The problem is easy to illustrate though, just go through the 3 scenarios I named.

9. ### gerwiz Thread Starter New Member

Feb 11, 2011
8
0
OK - so in the situation where both transistors are in active mode, what happens? Does the emitter resistor still set the overall current being sourced?

10. ### Wendy Moderator

Mar 24, 2008
20,993
2,731
That is the linear area, the spot where the differential amplifier is a usable circuit. At this point very little change will swing the balance with very little difference, which is the point.

I used the scenario's earlier to show the extreme examples, but the balance (I used that analogy for a reason) is very sensitive. I assume you have studied op amps and negative feedback. If you haven't yet you will soon.

Anyhow, try using a tablet and draw the circuit with the voltages. It is easy to do.

11. ### gerwiz Thread Starter New Member

Feb 11, 2011
8
0
Thanks Bill. Yes, I have studied op amps. I also appreciate why the diff amp needs to operate at is Q point in order to prevent it going into saturation or cut-off, and I'm possibly getting confused, but just wanted to understand why the current gets balanced between the 2 transistors.

I have heard one explanation which uses the analogy of the transistors acting like variable resistors, and this makes some sense - ie. if these resistors are in parallel then current flow is going to be balanced between them depending on their resistance ratio. But this doesn't seem to explain what actually happens inside the transistors?

So when a slight increase in voltage is applied at the input of Q1, increasing the current through Q1, which presumably raises the voltage slightly on Q1's emitter, what happens at Q2 to cause it to reduce it's current flow?

I think I'm missing something obvious here - but not sure what.

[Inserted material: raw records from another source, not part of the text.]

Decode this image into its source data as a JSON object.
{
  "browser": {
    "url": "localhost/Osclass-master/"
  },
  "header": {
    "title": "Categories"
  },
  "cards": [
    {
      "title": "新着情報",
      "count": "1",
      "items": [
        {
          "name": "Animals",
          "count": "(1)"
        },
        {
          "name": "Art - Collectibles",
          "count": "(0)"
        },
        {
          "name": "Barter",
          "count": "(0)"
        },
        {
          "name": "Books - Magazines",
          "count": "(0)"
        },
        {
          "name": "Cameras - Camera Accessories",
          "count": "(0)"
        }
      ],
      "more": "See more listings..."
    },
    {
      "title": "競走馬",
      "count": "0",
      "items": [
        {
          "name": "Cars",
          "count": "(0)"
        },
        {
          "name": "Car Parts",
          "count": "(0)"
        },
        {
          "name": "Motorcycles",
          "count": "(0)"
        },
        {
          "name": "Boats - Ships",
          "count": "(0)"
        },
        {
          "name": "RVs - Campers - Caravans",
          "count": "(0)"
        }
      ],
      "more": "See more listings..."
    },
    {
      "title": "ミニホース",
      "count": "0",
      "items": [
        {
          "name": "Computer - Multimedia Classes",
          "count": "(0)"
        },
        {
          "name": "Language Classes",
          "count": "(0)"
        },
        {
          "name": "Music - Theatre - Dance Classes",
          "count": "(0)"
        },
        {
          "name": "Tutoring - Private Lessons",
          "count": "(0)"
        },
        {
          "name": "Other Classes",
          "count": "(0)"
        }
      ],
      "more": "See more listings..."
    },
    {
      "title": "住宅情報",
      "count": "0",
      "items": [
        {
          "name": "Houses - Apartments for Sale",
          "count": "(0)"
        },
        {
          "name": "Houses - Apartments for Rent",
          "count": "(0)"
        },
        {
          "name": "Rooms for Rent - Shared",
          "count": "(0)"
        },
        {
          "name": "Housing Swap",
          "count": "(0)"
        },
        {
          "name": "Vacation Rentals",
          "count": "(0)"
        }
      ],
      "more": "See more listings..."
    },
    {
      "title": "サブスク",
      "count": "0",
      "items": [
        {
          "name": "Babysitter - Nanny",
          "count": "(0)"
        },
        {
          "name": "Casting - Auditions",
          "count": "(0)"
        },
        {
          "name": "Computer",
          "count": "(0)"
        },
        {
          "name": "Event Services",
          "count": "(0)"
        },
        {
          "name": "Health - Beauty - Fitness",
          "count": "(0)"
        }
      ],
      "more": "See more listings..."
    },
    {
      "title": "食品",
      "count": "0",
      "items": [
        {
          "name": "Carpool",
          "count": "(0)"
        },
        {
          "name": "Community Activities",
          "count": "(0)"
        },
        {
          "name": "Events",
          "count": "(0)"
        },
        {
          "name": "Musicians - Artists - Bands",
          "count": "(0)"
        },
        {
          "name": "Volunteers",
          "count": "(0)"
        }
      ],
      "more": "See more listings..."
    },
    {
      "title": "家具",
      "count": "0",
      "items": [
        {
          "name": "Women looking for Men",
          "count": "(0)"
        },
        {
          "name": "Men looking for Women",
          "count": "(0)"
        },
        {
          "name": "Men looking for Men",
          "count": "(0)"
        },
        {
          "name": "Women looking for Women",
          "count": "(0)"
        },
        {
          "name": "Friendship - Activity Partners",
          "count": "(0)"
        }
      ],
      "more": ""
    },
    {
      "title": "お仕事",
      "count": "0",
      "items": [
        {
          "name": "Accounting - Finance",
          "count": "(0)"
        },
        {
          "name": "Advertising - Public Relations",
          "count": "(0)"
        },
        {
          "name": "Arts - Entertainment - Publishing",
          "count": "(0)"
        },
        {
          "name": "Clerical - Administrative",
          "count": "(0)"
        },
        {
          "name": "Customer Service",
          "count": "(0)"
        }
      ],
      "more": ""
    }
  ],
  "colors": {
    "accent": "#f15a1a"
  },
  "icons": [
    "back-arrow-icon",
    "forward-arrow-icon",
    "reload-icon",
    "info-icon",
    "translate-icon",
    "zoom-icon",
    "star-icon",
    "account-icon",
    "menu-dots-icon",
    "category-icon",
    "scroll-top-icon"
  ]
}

Sorry if I seem to be repeating myself, and I do appreciate what you've said so far - it has been very helpful.

12. ### t_n_k AAC Fanatic!

Mar 6, 2009
5,448
784
For your posted circuit one might reasonably assume for the sake of understanding that transistors Q1 & Q2 are perfectly matched.

After some algebraic manipulations one can then show, for the small signal case that

Δib2=-[RE/(RE+re)]*Δib1

where
Δ is a change
ib1 is Q1 base current
ib2 is Q2 base current
re is the dynamic emitter resistance
RE is the added common emitter leg resistor

If RE>>re then

Δib2=-Δib1

In other words the feedback arrangement afforded with RE in place, ensures any change in either Q1 or Q2 base current is exactly matched by a change of equal magnitude but of opposite sign in the other transistor's base current.

A little thought on that score leads one to the conclusion that the total effective current flow in RE is the same over the linear operating range - with perfect matching of Q1 & Q2 still assumed.

If RE is replaced by a current source - with notionally infinite impedance - then it is easy to satisfy the requirement RE>>re.

Last edited: Feb 14, 2011
13. ### gerwiz Thread Starter New Member

Feb 11, 2011
8
0
Thanks. OK I see what the maths tells me about the relationship between ib1 and ib2, but in the small signal case, how does the emitter feedback work in terms of a rise of voltage and current at Q1's emitter? Does Q2 drive less current because the voltage at the common emitter has risen?

I'm sorry if this sounds like a very basic question, but just trying to clarify the operation in my head!

14. ### t_n_k AAC Fanatic!

Mar 6, 2009
5,448
784
In practice, yes that's what will happen. The rise only needs to be relatively small to produce the change. For instance, a modest change of ~100mV in the effective VBE for Q2 might produce a full swing in the output voltage at the collector.

gerwiz likes this.
15. ### gerwiz Thread Starter New Member

Feb 11, 2011
8
0
Great - all is now clear - many thanks.